The mediascape has become a truth free zone. You’d think the PR people would have died and gone to heaven, but there’s no money to be made when nobody needs an intermediary to peddle access through those Pearly Gates.
We’re all PR people now.
So the industry doesn’t have an image problem, which it’s all to happy to address, but a reality problem that it’s ill equipped to acknowledge, let alone act upon. Its campaign, called Public Relations Defined, is a public survey (itself a PR tactic) intended to collect answers to the question: “Public relations (does what) with or for (whom) to (do what) for (what purpose)?” Word clouds will be developed, finalists chosen and posted on a web site and voted upon, and voila! A new definition will have arrived.
The PRSA should be embarrassed. Imagine any other professional trade association putting the very purpose of its industry up for anonymous chatter and voting? Let’s ask random people what "accounting" means, or whether "lawyering" is about doing legal things..or something newer and exciting! The flip side...not embracing change whatsoever...is also pretty lame, and all you need to do is consider what has happened to the advertising industry. Talk about a profession that gets no respect anymore, as its practitioners have allowed themselves to be pigeon-holed and disparagingly defined by social media salesmen who don’t understand a thing about how stuff gets marketed or sold.
Wait a minute.

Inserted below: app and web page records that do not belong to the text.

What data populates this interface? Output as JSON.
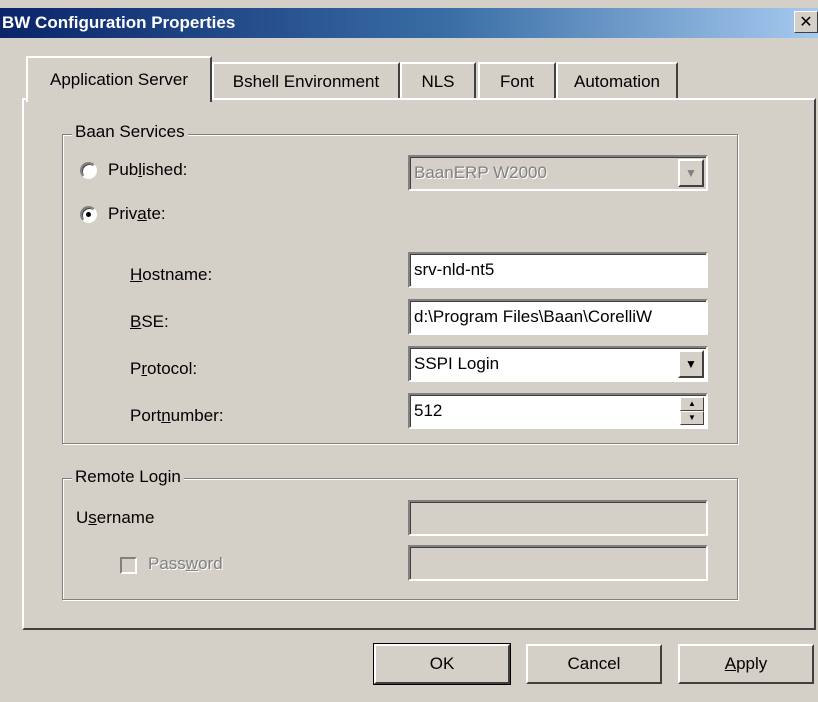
{
  "window": {
    "title": "BW Configuration Properties",
    "close_glyph": "✕"
  },
  "tabs": [
    {
      "label": "Application Server",
      "active": true
    },
    {
      "label": "Bshell Environment",
      "active": false
    },
    {
      "label": "NLS",
      "active": false
    },
    {
      "label": "Font",
      "active": false
    },
    {
      "label": "Automation",
      "active": false
    }
  ],
  "baan_services": {
    "group_label": "Baan Services",
    "published": {
      "label_pre": "Pub",
      "label_u": "l",
      "label_post": "ished:",
      "selected": false
    },
    "published_value": "BaanERP W2000",
    "private": {
      "label_pre": "Priv",
      "label_u": "a",
      "label_post": "te:",
      "selected": true
    },
    "hostname": {
      "label_u": "H",
      "label_post": "ostname:",
      "value": "srv-nld-nt5"
    },
    "bse": {
      "label_u": "B",
      "label_post": "SE:",
      "value": "d:\\Program Files\\Baan\\CorelliW"
    },
    "protocol": {
      "label_pre": "P",
      "label_u": "r",
      "label_post": "otocol:",
      "value": "SSPI Login"
    },
    "portnumber": {
      "label_pre": "Port",
      "label_u": "n",
      "label_post": "umber:",
      "value": "512"
    }
  },
  "remote_login": {
    "group_label": "Remote Login",
    "username": {
      "label_pre": "U",
      "label_u": "s",
      "label_post": "ername",
      "value": ""
    },
    "password": {
      "label_pre": "Pass",
      "label_u": "w",
      "label_post": "ord",
      "checked": false,
      "value": ""
    }
  },
  "buttons": {
    "ok": "OK",
    "cancel": "Cancel",
    "apply_u": "A",
    "apply_post": "pply"
  },
  "icons": {
    "dropdown_glyph": "▼",
    "spin_up_glyph": "▲",
    "spin_down_glyph": "▼"
  },
  "colors": {
    "face": "#d4d0c8",
    "title_start": "#0a246a",
    "title_end": "#a6caf0",
    "disabled_text": "#808080"
  }
}
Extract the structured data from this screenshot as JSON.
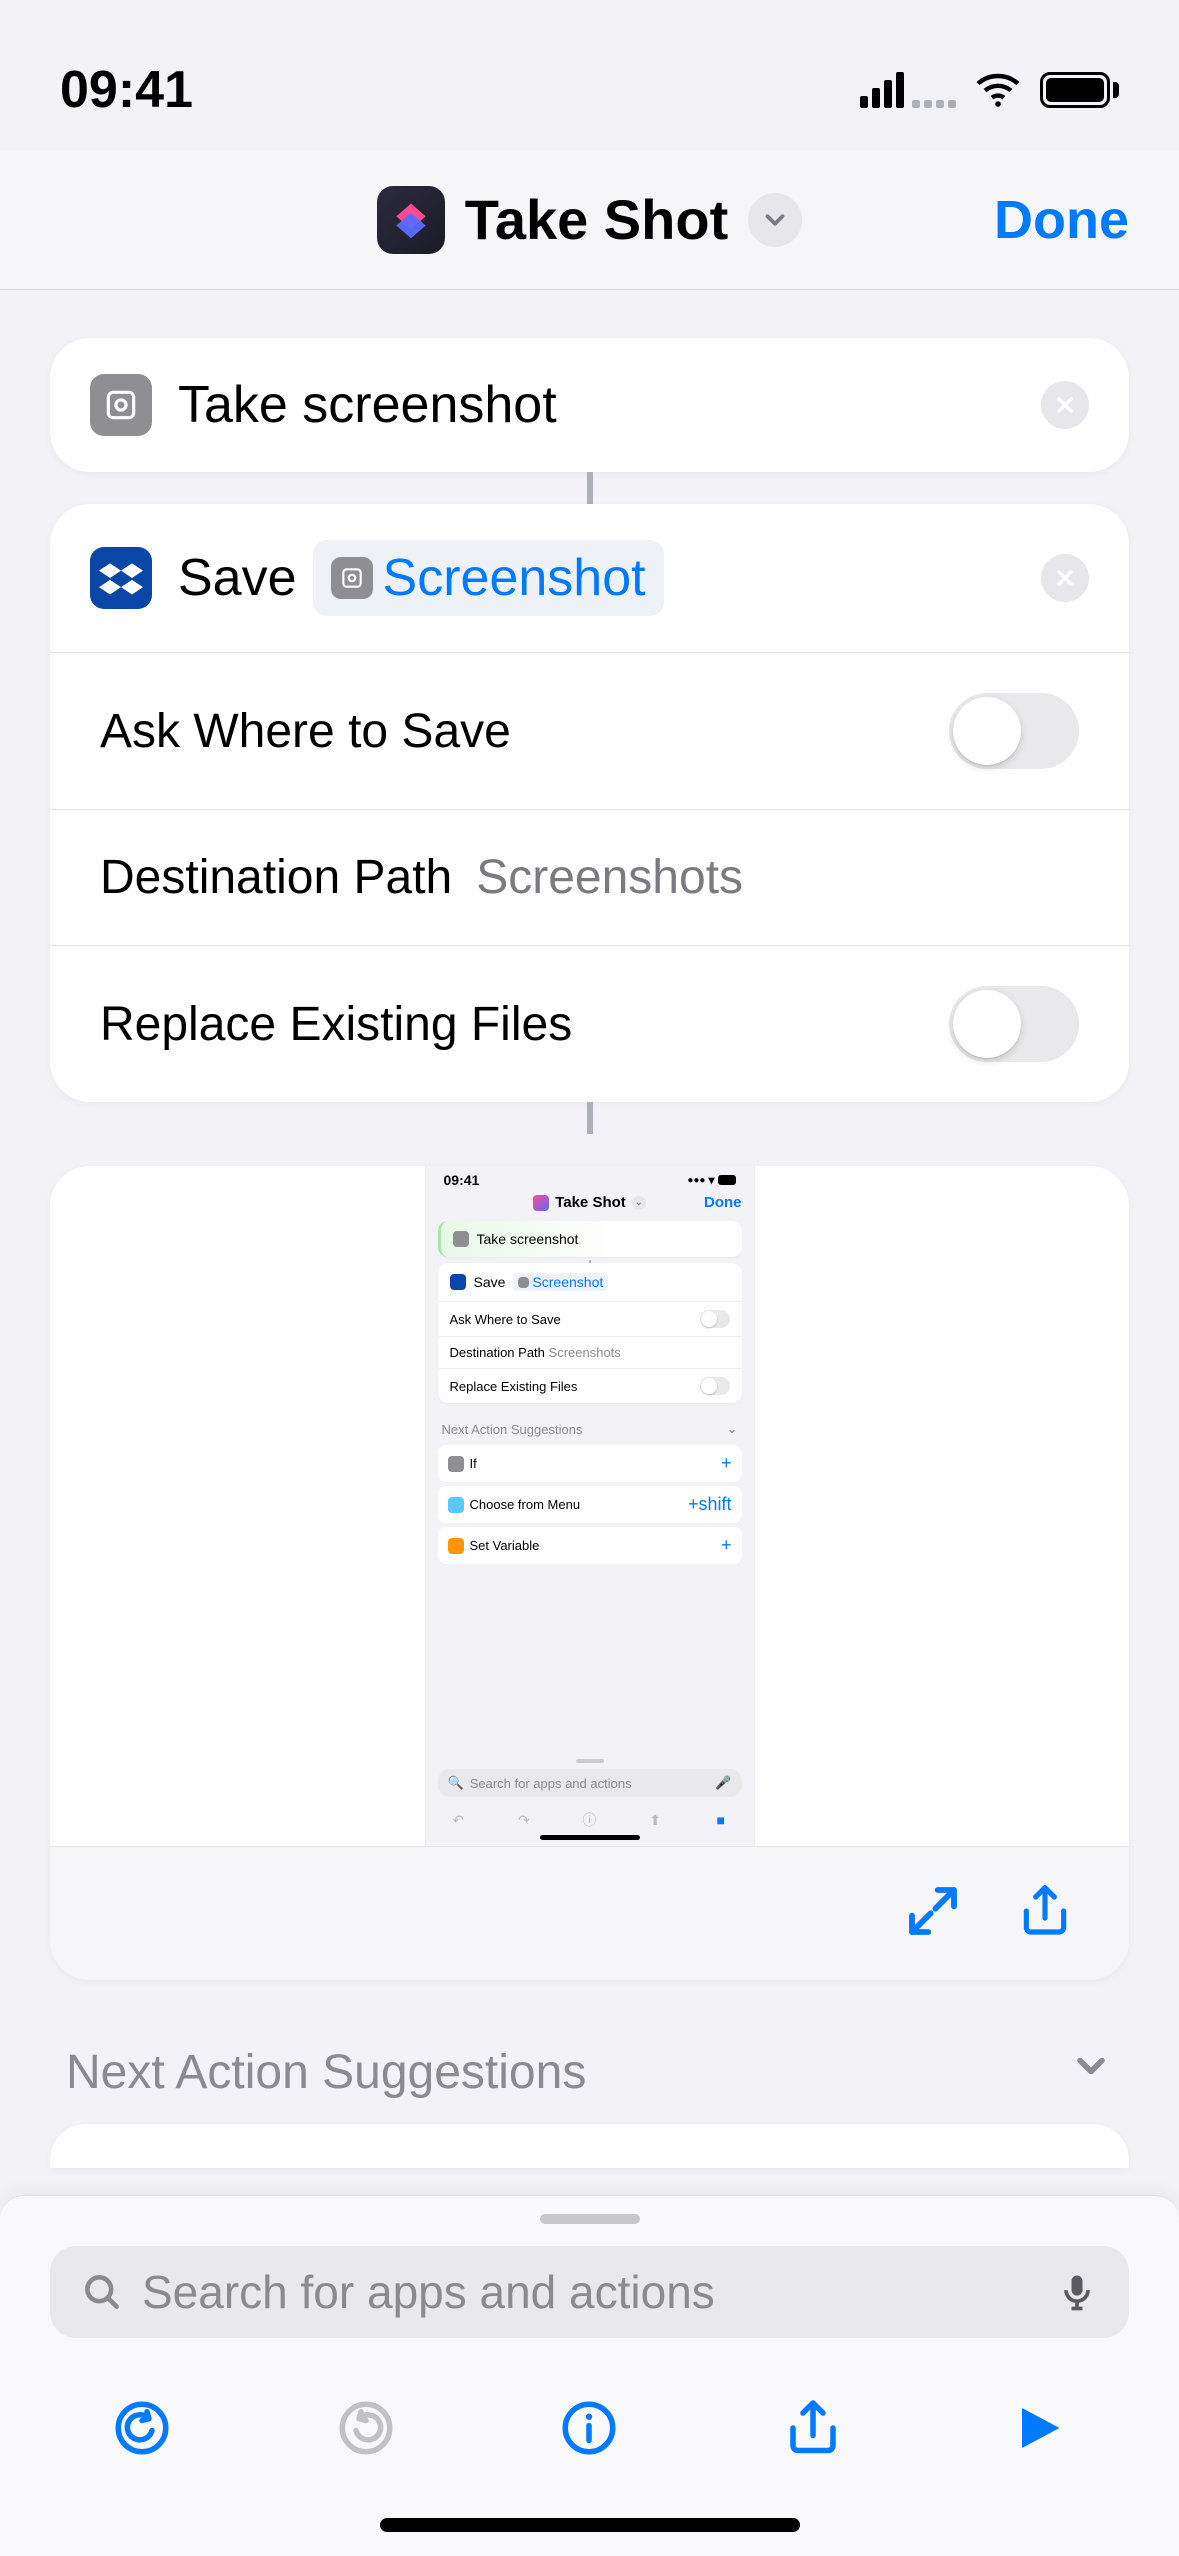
{
  "status": {
    "time": "09:41"
  },
  "nav": {
    "title": "Take Shot",
    "done": "Done"
  },
  "actions": {
    "take_screenshot": {
      "label": "Take screenshot"
    },
    "save": {
      "label": "Save",
      "token": "Screenshot",
      "options": {
        "ask_where": {
          "label": "Ask Where to Save",
          "enabled": false
        },
        "dest_path": {
          "label": "Destination Path",
          "value": "Screenshots"
        },
        "replace": {
          "label": "Replace Existing Files",
          "enabled": false
        }
      }
    }
  },
  "preview": {
    "status_time": "09:41",
    "title": "Take Shot",
    "done": "Done",
    "row1": "Take screenshot",
    "row2_a": "Save",
    "row2_b": "Screenshot",
    "opt1": "Ask Where to Save",
    "opt2a": "Destination Path",
    "opt2b": "Screenshots",
    "opt3": "Replace Existing Files",
    "sugg_header": "Next Action Suggestions",
    "sugg1": "If",
    "sugg2": "Choose from Menu",
    "sugg3": "Set Variable",
    "search": "Search for apps and actions"
  },
  "suggestions": {
    "header": "Next Action Suggestions"
  },
  "search": {
    "placeholder": "Search for apps and actions"
  }
}
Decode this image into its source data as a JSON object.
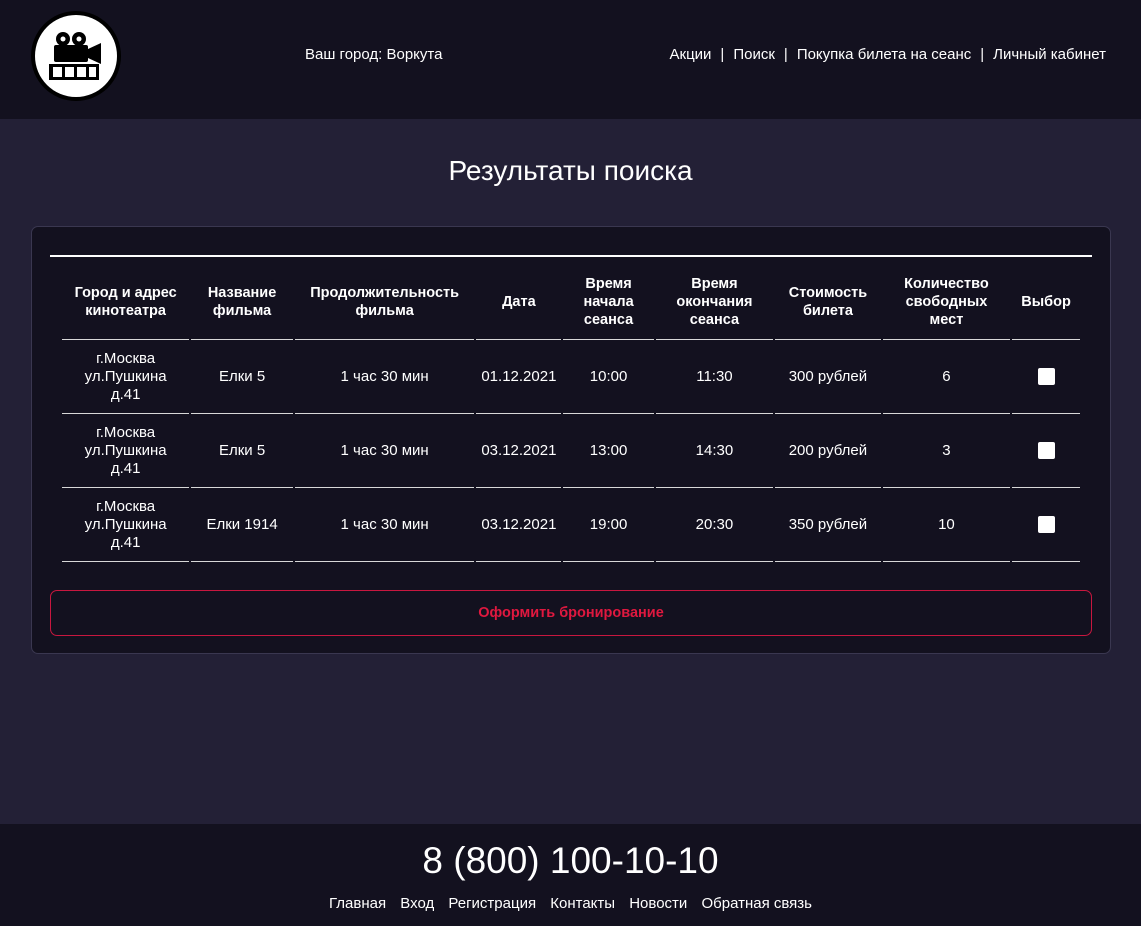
{
  "header": {
    "city": "Ваш город: Воркута",
    "nav": [
      "Акции",
      "Поиск",
      "Покупка билета на сеанс",
      "Личный кабинет"
    ],
    "separator": "|",
    "logo_icon": "film-camera-icon"
  },
  "page_title": "Результаты поиска",
  "table": {
    "headers": [
      "Город и адрес кинотеатра",
      "Название фильма",
      "Продолжительность фильма",
      "Дата",
      "Время начала сеанса",
      "Время окончания сеанса",
      "Стоимость билета",
      "Количество свободных мест",
      "Выбор"
    ],
    "rows": [
      {
        "address": [
          "г.Москва",
          "ул.Пушкина",
          "д.41"
        ],
        "film": "Елки 5",
        "duration": "1 час 30 мин",
        "date": "01.12.2021",
        "start": "10:00",
        "end": "11:30",
        "price": "300 рублей",
        "seats": "6",
        "selected": false
      },
      {
        "address": [
          "г.Москва",
          "ул.Пушкина",
          "д.41"
        ],
        "film": "Елки 5",
        "duration": "1 час 30 мин",
        "date": "03.12.2021",
        "start": "13:00",
        "end": "14:30",
        "price": "200 рублей",
        "seats": "3",
        "selected": false
      },
      {
        "address": [
          "г.Москва",
          "ул.Пушкина",
          "д.41"
        ],
        "film": "Елки 1914",
        "duration": "1 час 30 мин",
        "date": "03.12.2021",
        "start": "19:00",
        "end": "20:30",
        "price": "350 рублей",
        "seats": "10",
        "selected": false
      }
    ]
  },
  "book_button": "Оформить бронирование",
  "footer": {
    "phone": "8 (800) 100-10-10",
    "links": [
      "Главная",
      "Вход",
      "Регистрация",
      "Контакты",
      "Новости",
      "Обратная связь"
    ]
  },
  "colors": {
    "background": "#232036",
    "panel": "#13111f",
    "accent": "#e0183f"
  }
}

Those are the same folks who’ve taken away the job of chief manipulator from PR people!
The last thing the public relations industry needs is a public relations campaign, though; rather, its elected leaders should have the intellectual firepower and intestinal strength to face up to their reality problem. Come up with an insight and subsequent action plan that does real things in real ways that have real, lasting meaning and utility to the worlds of business and everyday life.
I know I’ve dissed the crowdsourcing approach, but I have a suggestion to share: I think PR people should pull a 180 and become the keepers of truth. Think less wily communicator and more parish priest. Conscience, not creative dissonance.
Our public institutions have no authority any longer, and nobody thinks much about brands other than that they’re mildly entertaining, sometimes. What if the public relations industry stepped up and established objective, measurable, and trackable qualities for defining and propagating truthful communication? It could become the uber-intermediary for content, kind of a Good Housekeeping seal for things companies say or detractors allege, and provide for a continuity of communication within and across businesses. Become a synonym for trusted content.
In other words, play totally against type. When the world embraces falsehood, embrace truth. And do it not just with declarations but real actions. Do truth, don't just talk about it
I have no idea how this would work, or even if it would be possible. But it would be worthy of some discussion, and if the concept seemed to have legs it would be easy to plan against it with real actions, not just creative hype
Leave the nonsense to the bloggers and chat rooms.
(Image credit: no room to get any better at this)